Website and app data records:
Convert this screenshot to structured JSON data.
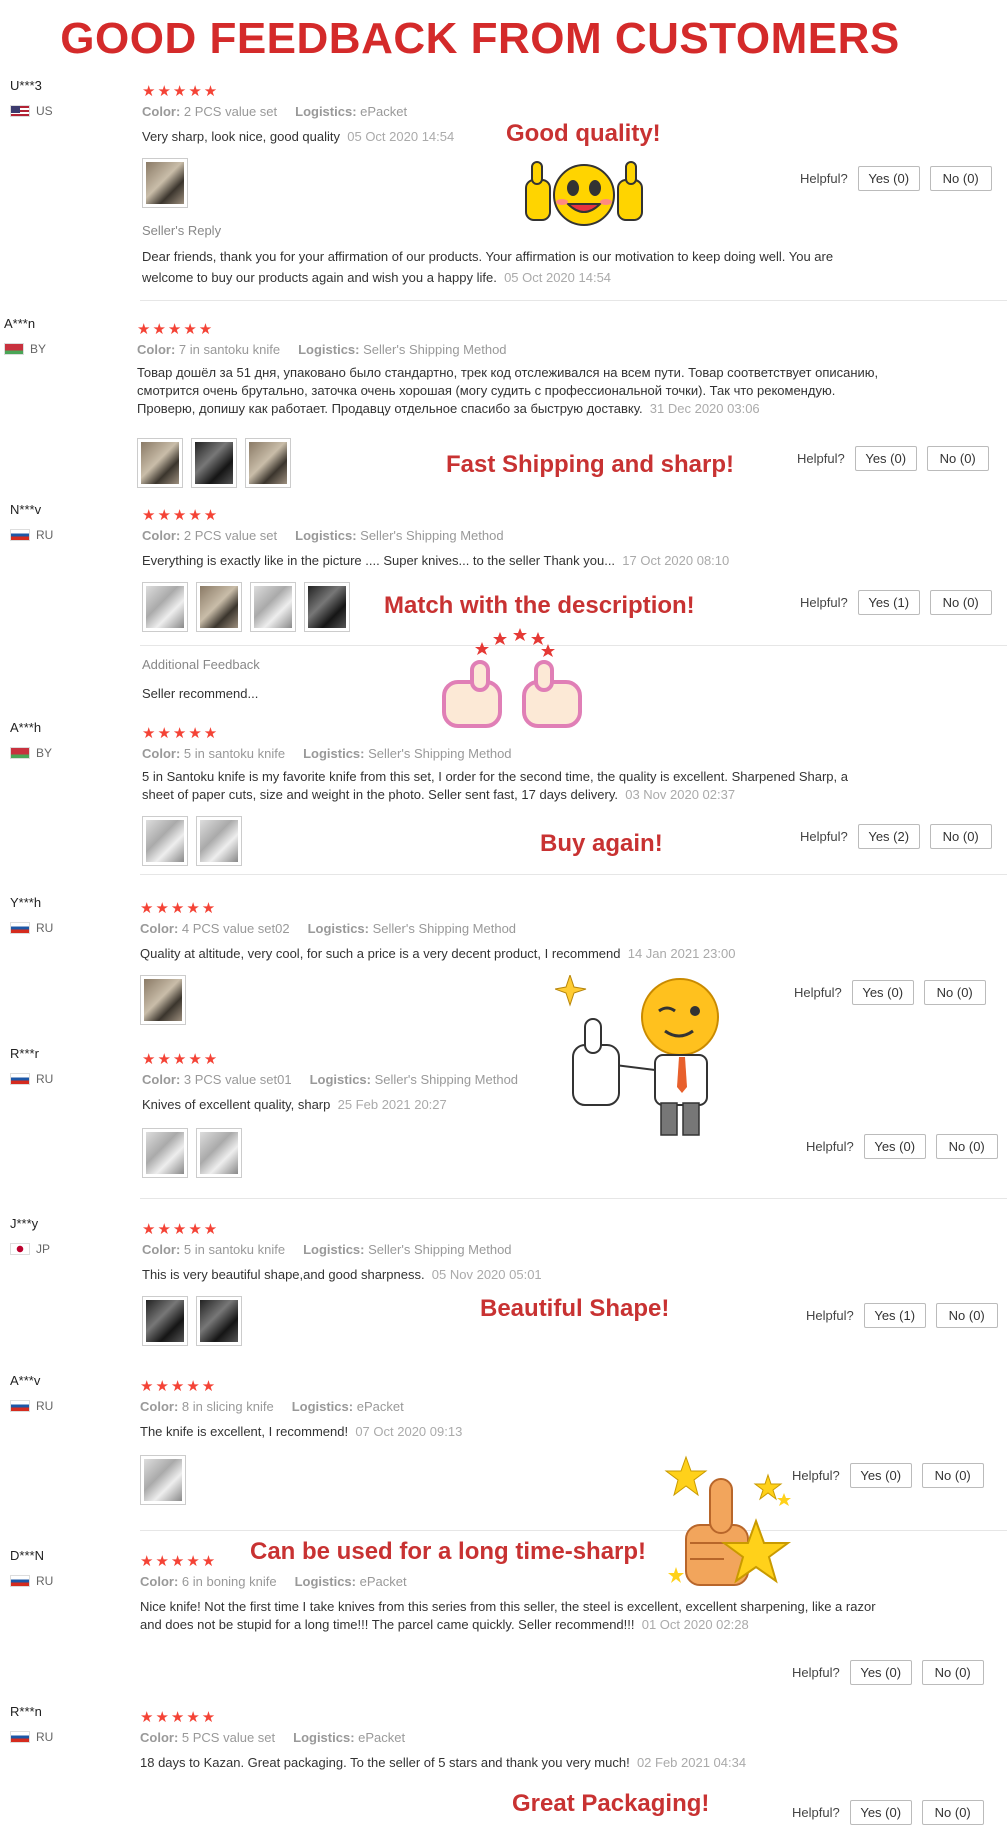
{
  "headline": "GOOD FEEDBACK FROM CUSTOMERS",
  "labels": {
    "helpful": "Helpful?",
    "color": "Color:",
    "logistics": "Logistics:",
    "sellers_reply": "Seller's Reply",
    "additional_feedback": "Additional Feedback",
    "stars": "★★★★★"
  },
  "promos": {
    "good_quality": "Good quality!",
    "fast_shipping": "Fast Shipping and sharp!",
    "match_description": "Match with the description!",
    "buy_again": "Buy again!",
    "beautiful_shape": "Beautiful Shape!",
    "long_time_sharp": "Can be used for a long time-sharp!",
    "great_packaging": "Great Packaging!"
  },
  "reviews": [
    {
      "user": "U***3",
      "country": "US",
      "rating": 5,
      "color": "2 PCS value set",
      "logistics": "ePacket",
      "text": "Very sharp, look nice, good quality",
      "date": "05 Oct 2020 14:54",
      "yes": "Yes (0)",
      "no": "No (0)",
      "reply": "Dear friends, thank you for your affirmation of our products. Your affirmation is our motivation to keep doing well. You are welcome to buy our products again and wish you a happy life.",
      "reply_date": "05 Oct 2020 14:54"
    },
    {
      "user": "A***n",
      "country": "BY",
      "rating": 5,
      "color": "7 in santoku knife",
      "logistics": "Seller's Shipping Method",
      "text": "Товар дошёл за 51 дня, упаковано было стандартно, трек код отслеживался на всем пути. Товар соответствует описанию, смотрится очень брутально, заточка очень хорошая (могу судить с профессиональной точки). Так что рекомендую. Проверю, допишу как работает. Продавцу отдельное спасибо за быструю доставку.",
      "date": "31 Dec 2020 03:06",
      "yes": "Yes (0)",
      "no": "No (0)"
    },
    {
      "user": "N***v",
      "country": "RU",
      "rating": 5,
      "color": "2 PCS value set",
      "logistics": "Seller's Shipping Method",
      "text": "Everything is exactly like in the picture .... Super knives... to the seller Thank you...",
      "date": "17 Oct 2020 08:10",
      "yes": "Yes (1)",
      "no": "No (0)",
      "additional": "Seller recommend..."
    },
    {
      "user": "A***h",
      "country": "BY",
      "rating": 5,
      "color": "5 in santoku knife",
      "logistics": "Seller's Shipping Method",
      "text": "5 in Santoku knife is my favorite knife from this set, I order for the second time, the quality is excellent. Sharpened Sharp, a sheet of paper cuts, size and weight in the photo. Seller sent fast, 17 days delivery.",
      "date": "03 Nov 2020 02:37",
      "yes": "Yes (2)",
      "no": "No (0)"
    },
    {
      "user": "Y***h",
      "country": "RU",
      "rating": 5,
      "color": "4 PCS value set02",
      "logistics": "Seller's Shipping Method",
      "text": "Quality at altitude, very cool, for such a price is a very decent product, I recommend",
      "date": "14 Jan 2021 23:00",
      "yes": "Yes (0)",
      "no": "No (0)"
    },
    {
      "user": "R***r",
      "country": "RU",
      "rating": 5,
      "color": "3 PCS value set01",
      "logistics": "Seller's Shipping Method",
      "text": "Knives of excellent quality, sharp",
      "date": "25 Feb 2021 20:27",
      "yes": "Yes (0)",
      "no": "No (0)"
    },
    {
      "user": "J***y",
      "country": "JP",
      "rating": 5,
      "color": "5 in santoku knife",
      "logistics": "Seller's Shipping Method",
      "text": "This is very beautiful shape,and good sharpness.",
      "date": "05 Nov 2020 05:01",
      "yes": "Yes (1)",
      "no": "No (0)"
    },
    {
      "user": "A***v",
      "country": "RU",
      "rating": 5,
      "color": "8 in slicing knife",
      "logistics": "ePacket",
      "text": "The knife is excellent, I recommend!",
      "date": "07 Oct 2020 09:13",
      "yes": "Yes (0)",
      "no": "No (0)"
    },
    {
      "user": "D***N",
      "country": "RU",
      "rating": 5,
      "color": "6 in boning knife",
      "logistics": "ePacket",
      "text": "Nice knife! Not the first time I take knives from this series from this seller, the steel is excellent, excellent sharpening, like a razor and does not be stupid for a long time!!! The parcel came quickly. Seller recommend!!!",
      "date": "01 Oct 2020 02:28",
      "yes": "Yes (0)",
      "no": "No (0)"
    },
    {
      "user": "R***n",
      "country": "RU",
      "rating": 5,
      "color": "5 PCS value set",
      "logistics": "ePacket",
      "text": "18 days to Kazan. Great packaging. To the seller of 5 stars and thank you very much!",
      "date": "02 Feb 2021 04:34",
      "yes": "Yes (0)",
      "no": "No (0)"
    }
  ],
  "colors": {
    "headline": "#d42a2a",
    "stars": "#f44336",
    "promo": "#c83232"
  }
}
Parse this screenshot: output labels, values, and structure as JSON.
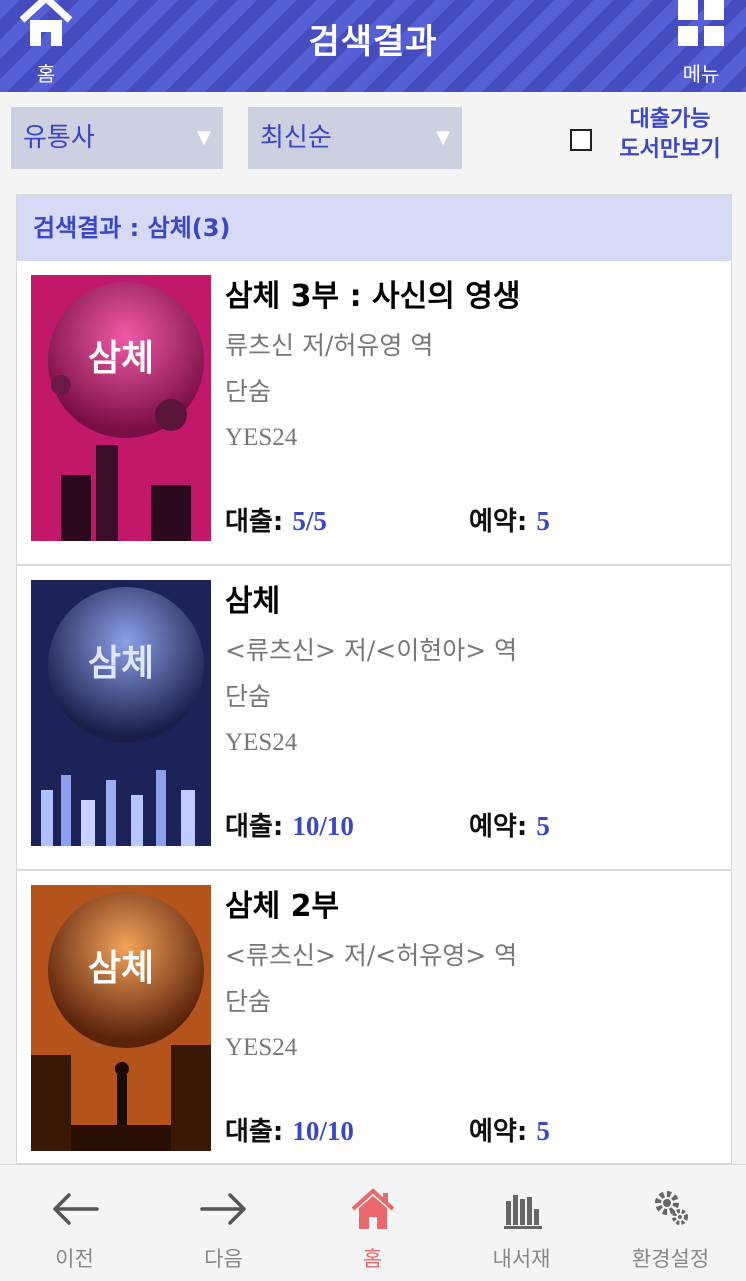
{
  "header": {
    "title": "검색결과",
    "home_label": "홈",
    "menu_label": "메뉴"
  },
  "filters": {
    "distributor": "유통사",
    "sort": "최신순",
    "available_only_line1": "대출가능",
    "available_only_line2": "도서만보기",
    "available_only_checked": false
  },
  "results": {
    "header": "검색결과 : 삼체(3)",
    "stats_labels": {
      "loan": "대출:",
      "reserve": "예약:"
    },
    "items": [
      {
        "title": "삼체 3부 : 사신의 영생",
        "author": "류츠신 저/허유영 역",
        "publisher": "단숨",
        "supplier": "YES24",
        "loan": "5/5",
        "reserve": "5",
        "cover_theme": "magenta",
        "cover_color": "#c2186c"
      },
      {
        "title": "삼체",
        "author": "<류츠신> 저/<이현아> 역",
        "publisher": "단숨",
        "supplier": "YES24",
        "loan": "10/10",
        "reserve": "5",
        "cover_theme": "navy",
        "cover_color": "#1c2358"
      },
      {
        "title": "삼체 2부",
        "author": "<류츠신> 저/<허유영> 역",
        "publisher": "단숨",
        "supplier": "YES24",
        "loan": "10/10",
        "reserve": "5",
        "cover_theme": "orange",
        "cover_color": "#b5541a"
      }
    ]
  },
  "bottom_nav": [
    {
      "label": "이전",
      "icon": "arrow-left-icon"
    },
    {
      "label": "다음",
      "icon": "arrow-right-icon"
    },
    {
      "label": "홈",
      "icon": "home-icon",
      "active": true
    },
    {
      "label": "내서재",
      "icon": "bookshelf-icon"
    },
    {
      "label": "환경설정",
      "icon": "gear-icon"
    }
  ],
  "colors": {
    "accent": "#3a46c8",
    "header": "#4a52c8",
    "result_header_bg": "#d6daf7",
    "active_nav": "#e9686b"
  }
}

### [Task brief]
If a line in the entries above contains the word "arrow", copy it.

### [Written answer]
      "icon": "arrow-left-icon"
      "icon": "arrow-right-icon"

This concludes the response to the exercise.